“It’s a totally digital factory, with all the sensors, use of simulation and digital twins that implies,” Campbell said. “However, we don’t tend to use terms such as Industry 4.0 because these are all developments of systems and techniques that we were using in the aerospace industry anyway.”

The factory, a 60,000-square-foot facility, not only allows full traceability of all the raw materials in the process but also encompasses under one roof all processes, from receipt of raw materials through fibre cutting, lay-up, the RTI system, non-destructive testing, wing assembly and testing and dispatch of the complete wings to assembly facilities in Montréal and Mobile, Alabama.

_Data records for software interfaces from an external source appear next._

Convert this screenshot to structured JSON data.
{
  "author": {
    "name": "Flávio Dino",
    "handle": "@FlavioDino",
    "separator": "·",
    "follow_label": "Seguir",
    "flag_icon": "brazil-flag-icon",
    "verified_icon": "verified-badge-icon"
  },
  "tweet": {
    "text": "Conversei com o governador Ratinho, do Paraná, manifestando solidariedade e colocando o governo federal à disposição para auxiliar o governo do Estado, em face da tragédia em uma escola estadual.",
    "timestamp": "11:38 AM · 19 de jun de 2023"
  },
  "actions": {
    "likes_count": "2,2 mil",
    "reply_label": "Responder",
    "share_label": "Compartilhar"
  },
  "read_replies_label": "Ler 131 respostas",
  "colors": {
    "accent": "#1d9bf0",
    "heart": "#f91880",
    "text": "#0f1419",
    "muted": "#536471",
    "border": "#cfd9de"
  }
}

It is unique in this respect and was instrumental in the MacRobert Award judges’ decision. “We were impressed with the sheer scale of the operation,” said Dame Sue Ion, chair of the judging panel. “It is unique in the aircraft world in going from receipt of raw materials to a fully validated wing”. Carrying through the environmental credentials of the project, the facility uses low-energy solutions in its mechanical and electrical infrastructure and incorporates one of the largest rooftop solar installations in the UK, with 14,000 photovoltaic panels generating around 2,800MW hours of renewable energy.

“We were impressed with the sheer scale of the operation. It is unique in the aircraft world in going from receipt of raw materials to a fully validated wing”

Dame Sue Ion

Technology developed for the wing programme is also highly transferable, Bombardier believes. The torque box construction could be used in most aircraft types, particularly electrically powered aircraft where the way that energy storage and propulsion are distributed will require differences in the way that aircraft structures are designed, constructed and reinforced. RTI is well suited to manufacturing integrally stiffened panels with no need for bonding or mechanically fastened joints. The concepts can also be applied to the tailfin and horizontal tail stabilisers of aircraft, and Bombardier has already used it for the horizontal stabilisers on its Global 7500 business jet.

The engineering team also believes that the environmental benefits of the manufacturing technique will carry on beyond the service lifetime of the aircraft. Although aluminium is always easier to recycle than composites, the reduction in fuel burn and emissions enabled by the lighter weight of the composite structure means that higher embedded carbon in the production and disposal of polymers and carbon fibre relative to recyclable aluminium are repaid after only hours of flight operation.

Campbell added that the wing will have maintenance advantages over conventional aluminium constructions. “It won’t degrade or corrode in the same way as aluminium does, so we should need longer between maintenance operations,” he said. “What’s more, composites have superior fatigue performance to aluminium.”